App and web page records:

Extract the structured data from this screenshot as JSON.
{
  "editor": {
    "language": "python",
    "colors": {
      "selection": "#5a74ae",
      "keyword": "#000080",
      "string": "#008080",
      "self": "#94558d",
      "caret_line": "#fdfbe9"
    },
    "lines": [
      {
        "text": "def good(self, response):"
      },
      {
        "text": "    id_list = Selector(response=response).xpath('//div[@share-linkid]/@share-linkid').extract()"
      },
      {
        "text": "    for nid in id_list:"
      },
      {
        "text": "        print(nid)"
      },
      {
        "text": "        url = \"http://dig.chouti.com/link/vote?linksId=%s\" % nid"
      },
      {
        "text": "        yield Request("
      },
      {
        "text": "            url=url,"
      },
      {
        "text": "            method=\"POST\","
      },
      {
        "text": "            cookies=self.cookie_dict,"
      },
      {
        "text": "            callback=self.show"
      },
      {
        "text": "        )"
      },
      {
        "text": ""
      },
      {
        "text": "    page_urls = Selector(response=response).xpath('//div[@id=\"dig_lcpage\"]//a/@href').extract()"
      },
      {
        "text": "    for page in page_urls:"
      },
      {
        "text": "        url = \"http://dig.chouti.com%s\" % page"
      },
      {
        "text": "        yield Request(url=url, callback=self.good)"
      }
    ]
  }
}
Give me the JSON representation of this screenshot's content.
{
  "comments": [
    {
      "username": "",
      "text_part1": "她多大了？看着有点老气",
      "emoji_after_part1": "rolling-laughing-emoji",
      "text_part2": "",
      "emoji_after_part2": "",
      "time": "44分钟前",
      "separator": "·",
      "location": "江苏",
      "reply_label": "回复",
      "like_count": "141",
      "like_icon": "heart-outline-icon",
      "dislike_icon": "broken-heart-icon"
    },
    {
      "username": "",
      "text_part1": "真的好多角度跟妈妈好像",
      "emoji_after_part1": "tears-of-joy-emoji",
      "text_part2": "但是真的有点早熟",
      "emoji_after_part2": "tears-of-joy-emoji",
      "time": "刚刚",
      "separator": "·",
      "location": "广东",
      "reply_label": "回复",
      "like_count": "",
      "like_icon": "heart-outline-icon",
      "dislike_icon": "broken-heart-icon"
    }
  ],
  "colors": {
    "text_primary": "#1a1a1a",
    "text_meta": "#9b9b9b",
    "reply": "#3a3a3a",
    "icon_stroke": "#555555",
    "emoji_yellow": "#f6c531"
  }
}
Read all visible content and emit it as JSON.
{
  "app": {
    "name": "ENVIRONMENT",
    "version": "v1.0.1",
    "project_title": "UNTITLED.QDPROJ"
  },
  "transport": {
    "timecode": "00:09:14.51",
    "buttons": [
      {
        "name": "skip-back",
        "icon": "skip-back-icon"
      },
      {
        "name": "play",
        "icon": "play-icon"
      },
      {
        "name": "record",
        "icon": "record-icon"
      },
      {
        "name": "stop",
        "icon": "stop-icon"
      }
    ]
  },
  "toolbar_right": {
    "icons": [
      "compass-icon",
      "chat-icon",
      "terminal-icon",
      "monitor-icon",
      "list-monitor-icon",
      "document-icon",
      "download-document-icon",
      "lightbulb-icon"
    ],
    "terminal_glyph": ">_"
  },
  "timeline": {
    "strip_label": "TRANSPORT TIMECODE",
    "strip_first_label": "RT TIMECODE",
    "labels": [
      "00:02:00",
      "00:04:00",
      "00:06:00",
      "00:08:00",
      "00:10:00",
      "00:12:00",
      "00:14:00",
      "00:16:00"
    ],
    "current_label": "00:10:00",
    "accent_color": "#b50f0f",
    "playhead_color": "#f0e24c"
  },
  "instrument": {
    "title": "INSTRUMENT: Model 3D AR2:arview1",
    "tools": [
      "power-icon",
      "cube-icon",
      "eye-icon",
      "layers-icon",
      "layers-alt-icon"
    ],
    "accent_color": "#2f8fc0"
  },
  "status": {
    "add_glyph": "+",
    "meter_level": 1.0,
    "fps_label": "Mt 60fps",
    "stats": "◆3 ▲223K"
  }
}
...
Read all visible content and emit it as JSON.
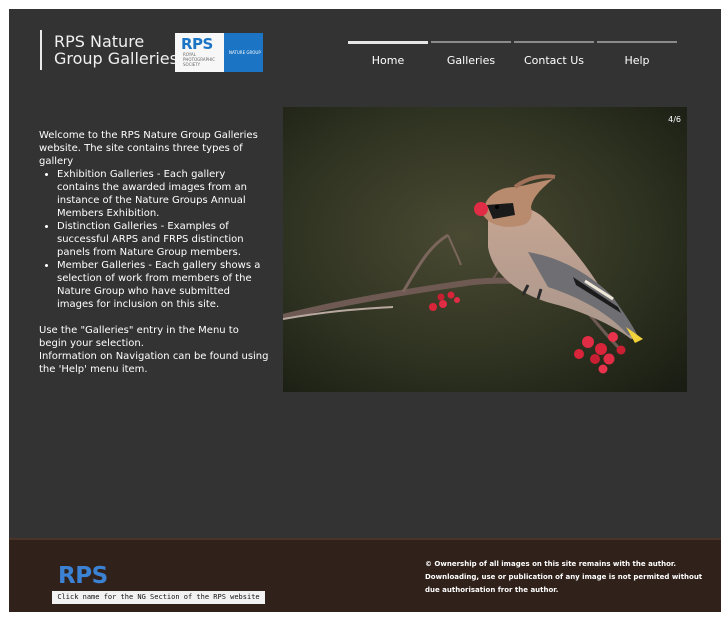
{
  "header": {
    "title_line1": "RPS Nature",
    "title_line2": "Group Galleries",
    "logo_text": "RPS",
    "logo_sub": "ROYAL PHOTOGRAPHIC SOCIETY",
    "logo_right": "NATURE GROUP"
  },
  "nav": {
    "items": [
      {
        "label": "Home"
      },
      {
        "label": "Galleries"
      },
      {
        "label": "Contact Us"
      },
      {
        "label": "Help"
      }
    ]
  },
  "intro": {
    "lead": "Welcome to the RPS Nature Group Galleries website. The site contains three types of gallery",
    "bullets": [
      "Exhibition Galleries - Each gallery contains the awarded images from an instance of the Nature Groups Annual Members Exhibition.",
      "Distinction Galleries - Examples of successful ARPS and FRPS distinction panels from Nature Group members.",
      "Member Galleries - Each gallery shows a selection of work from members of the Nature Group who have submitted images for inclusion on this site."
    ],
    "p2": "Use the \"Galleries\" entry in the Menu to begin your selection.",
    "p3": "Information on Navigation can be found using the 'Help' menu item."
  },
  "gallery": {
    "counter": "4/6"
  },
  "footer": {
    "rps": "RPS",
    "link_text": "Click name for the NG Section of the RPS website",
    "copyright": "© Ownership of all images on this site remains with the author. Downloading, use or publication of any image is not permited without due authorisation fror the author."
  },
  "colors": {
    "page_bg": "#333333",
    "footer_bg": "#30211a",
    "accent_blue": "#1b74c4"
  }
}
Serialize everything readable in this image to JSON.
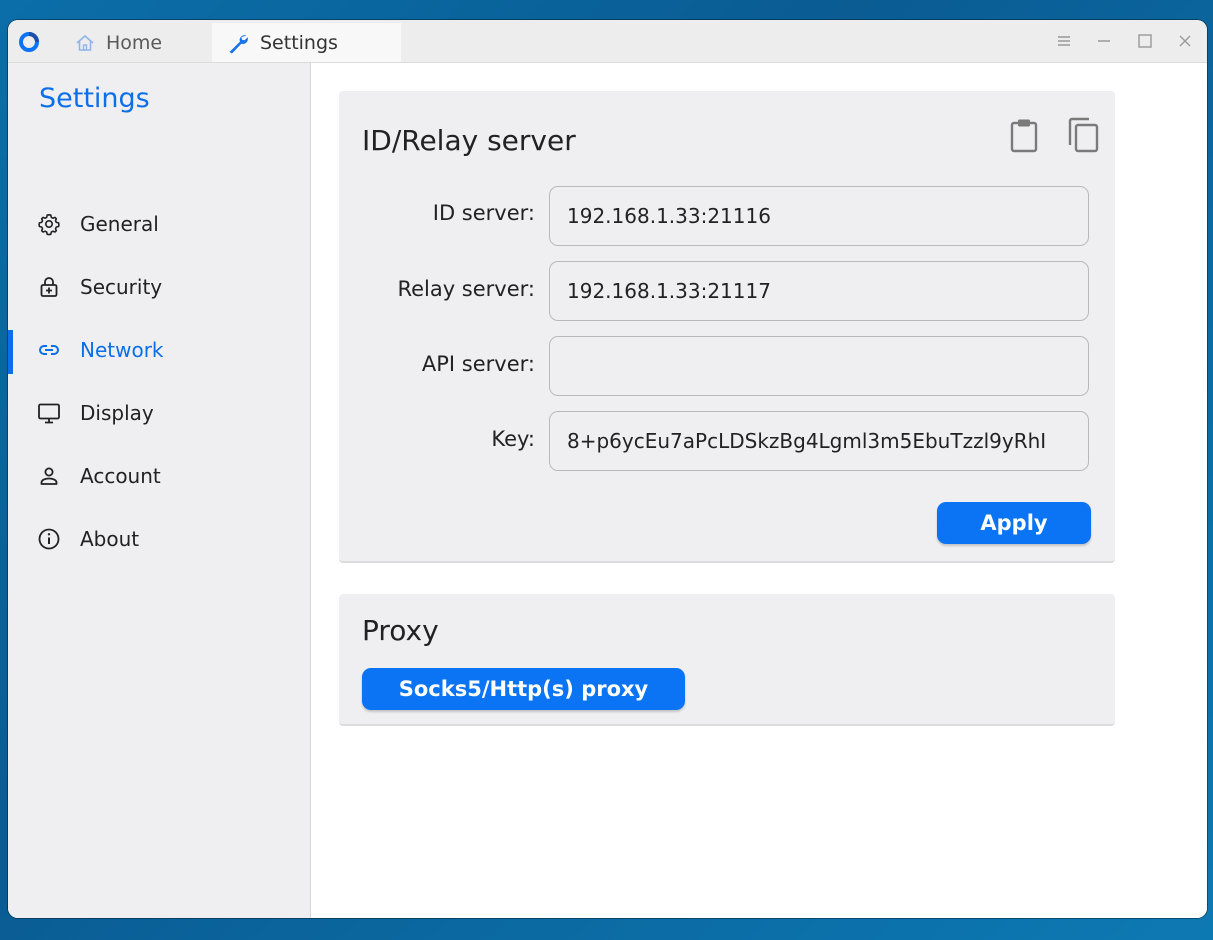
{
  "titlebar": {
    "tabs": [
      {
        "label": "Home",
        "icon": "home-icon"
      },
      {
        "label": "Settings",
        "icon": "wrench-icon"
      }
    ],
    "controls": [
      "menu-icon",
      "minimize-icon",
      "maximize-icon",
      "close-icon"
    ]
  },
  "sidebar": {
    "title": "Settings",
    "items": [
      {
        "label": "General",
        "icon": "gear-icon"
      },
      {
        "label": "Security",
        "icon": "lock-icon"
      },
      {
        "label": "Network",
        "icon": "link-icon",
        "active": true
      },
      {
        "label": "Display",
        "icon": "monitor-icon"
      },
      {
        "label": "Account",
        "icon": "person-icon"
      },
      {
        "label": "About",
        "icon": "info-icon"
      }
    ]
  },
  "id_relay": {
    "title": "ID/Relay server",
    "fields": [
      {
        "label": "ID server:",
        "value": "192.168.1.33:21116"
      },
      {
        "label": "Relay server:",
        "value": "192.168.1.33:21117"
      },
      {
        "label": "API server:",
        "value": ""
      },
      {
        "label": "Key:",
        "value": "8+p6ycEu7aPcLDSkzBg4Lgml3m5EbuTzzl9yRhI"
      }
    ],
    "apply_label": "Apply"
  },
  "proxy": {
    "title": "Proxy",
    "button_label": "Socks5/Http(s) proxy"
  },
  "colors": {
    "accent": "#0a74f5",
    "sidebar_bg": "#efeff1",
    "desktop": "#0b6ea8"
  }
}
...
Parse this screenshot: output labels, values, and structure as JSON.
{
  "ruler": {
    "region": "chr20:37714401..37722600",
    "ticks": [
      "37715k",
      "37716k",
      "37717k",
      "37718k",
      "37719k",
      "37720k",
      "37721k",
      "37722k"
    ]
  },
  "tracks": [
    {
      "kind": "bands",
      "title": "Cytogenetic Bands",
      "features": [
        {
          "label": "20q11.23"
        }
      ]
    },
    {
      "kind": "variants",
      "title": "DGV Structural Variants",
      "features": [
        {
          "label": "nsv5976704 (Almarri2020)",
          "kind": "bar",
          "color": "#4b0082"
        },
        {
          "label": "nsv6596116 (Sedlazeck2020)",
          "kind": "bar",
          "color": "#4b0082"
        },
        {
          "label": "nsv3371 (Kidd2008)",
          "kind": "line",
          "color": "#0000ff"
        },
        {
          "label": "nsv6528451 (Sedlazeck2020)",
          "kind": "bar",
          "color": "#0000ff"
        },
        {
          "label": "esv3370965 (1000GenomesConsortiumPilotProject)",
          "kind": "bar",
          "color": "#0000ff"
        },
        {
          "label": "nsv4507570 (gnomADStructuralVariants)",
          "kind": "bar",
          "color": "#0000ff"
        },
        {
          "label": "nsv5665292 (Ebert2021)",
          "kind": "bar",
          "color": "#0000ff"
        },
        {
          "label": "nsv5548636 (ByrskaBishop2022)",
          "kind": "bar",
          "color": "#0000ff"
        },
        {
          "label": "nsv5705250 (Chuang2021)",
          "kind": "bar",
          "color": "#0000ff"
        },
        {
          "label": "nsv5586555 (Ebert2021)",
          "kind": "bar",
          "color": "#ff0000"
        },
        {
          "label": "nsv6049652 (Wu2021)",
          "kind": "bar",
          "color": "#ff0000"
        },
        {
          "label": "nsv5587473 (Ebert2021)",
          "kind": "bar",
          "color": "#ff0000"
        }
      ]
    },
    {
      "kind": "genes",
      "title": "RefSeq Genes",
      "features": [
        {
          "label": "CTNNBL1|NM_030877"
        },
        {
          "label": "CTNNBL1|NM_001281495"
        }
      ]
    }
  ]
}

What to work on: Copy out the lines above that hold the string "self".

Exercise solution:
      "self": "#94558d",
        "text": "def good(self, response):"
        "text": "            cookies=self.cookie_dict,"
        "text": "            callback=self.show"
        "text": "        yield Request(url=url, callback=self.good)"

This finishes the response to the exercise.